Abstract: Micro-Businesses and Entrepreneurial Communities in the Japanese Ceramics Industry in the Twentieth Century
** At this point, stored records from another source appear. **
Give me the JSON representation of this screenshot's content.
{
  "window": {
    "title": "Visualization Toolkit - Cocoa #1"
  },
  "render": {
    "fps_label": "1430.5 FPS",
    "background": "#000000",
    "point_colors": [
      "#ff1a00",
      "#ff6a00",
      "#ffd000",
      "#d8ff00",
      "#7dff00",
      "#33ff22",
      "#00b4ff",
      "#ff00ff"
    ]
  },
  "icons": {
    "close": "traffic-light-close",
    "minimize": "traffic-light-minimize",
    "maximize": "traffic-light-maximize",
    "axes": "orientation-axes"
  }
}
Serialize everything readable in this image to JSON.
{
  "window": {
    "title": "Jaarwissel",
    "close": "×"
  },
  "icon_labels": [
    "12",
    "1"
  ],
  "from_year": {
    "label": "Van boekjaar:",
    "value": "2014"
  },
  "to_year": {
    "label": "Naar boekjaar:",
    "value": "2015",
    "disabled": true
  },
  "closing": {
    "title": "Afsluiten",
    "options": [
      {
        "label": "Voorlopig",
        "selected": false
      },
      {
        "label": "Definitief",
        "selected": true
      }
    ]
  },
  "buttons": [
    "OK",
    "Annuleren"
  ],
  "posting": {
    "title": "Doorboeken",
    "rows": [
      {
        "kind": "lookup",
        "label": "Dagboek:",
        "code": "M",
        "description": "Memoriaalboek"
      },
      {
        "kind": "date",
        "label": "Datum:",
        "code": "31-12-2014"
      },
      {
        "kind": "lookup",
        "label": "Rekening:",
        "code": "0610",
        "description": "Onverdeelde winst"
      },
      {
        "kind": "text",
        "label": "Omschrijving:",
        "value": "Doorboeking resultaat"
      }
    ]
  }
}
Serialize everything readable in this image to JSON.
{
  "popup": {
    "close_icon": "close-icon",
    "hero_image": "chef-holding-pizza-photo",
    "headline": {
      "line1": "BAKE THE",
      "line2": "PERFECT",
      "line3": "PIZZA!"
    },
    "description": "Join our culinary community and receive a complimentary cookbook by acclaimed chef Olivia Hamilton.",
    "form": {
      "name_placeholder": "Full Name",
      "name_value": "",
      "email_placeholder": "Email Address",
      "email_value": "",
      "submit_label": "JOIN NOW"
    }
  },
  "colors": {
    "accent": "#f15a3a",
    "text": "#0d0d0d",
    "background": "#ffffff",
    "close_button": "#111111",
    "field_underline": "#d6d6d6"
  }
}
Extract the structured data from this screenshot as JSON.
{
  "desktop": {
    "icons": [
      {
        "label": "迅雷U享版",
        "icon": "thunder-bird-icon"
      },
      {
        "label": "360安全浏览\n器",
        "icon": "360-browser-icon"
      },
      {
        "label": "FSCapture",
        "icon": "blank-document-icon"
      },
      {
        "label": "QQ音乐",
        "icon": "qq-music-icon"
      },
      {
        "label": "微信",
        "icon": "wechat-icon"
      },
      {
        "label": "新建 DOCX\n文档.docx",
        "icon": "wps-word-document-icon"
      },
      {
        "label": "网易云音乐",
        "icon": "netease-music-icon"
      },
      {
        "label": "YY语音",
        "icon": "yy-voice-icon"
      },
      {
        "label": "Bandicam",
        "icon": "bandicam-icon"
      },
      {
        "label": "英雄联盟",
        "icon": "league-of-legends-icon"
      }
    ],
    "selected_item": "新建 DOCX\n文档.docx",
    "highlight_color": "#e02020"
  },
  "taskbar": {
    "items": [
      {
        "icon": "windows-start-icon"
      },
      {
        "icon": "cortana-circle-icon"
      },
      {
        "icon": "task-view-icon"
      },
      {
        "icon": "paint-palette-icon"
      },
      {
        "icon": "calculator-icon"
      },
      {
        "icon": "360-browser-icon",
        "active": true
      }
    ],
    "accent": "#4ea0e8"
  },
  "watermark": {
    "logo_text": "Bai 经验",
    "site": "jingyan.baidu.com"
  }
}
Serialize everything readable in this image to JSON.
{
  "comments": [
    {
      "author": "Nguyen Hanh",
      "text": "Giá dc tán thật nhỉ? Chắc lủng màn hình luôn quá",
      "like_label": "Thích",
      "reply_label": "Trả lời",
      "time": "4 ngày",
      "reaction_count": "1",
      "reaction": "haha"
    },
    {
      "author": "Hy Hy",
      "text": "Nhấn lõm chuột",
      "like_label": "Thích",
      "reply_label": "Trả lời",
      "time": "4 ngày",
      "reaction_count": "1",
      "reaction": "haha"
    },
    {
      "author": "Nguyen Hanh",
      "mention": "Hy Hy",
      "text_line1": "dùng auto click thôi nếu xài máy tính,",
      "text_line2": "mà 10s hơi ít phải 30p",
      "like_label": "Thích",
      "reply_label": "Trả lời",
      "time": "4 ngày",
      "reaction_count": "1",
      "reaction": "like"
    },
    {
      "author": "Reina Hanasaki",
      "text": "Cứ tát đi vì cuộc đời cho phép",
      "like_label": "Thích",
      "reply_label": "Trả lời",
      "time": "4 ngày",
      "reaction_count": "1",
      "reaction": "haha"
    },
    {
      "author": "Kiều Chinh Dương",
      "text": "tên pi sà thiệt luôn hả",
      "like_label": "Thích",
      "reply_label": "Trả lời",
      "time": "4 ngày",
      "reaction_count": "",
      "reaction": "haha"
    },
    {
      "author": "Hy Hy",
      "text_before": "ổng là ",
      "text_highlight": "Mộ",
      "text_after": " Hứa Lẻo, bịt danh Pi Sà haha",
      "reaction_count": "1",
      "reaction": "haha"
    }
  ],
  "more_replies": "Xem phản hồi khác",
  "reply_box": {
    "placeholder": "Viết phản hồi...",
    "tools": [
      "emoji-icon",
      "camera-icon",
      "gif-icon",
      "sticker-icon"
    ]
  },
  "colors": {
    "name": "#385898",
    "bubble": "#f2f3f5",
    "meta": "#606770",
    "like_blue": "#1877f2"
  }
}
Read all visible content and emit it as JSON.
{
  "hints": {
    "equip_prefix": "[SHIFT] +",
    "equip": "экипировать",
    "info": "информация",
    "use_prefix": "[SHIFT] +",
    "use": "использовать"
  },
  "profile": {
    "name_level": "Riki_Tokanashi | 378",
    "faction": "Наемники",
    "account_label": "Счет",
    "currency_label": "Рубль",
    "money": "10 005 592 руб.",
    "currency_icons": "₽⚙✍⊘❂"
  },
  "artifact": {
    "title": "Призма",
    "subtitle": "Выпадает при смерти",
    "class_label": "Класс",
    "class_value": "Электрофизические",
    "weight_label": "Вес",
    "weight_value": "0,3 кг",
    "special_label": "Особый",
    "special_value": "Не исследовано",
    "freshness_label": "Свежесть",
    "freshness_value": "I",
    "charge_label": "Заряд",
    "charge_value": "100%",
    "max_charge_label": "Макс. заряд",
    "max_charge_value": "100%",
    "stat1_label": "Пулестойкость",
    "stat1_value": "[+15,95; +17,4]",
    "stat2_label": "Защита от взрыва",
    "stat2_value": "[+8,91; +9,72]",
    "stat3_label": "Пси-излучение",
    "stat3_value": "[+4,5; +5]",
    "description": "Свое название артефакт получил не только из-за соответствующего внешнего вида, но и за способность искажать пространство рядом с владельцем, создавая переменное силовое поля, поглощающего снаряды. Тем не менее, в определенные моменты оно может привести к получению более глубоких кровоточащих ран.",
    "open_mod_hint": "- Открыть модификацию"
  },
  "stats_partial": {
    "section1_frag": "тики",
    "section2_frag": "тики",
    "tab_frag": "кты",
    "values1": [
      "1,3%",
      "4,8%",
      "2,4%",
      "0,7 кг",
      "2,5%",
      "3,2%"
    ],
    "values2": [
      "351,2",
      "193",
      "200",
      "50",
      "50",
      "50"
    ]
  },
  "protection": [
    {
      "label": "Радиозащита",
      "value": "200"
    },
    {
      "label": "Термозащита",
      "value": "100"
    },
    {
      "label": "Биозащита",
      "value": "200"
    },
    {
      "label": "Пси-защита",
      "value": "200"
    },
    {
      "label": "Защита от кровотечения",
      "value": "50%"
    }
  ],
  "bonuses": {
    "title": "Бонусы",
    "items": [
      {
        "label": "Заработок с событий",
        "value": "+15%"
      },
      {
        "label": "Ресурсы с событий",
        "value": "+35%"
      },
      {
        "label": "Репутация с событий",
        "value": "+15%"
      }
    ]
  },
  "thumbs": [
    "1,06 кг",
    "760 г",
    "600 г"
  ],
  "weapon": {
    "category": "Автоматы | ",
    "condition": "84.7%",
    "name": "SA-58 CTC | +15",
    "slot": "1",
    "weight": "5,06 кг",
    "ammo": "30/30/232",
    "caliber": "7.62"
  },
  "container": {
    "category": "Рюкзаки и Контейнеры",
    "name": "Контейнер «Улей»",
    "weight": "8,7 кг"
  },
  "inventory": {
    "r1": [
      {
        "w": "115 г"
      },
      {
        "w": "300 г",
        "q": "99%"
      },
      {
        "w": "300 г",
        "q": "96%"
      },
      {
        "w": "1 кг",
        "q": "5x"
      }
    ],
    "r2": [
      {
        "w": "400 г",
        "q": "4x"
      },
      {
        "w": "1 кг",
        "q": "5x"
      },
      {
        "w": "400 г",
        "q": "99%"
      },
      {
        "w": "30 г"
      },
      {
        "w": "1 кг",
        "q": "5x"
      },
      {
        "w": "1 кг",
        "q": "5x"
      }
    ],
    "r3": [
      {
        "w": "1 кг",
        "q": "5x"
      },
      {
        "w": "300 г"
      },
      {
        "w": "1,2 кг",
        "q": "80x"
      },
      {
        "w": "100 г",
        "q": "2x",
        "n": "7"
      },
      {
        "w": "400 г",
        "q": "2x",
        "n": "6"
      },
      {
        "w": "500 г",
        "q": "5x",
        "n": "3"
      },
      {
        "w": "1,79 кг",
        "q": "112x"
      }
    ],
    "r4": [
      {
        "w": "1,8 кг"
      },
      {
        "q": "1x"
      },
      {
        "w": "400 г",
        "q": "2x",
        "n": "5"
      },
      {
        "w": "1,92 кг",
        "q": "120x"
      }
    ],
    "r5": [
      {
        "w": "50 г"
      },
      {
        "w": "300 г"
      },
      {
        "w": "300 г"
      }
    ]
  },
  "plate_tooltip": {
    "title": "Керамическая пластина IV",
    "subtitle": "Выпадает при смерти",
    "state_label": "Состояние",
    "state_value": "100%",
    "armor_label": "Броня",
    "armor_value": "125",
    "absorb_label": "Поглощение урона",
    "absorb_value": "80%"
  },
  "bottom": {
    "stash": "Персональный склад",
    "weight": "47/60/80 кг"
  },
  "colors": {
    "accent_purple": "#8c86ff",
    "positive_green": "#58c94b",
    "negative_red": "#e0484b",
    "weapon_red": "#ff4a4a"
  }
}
This paper considers a classic traditional Japanese "industrial district" (<i>jibya sangyo</i>) famous for its ceramic tableware, and looks at the dynamics and limitations of its success since the Second World War. The Arita ceramicware industry has an impressive history going back to the seventeenth century, and a notable record of post-war success. It has shared many of the features of classic Italian industrial districts, notably the "Marshallian industrial atmosphere" and (despite their ambiguities) producer traditions of trust and co-operation. But, unlike the most successful Italian districts, it has not gone on to link craft to innovation in products and techniques, and it has not developed a dynamic design culture. This paper considers two factors that have played an important role in this trajectory. Entrepreneurial innovations in distribution systems were a powerful factor in Arita's post-war success but ultimately soured its long-term development. Its legacy of quality and tradition has been its most powerful asset, but it has also been divisive within the community and has impeded its ability to develop both its art and its technical base.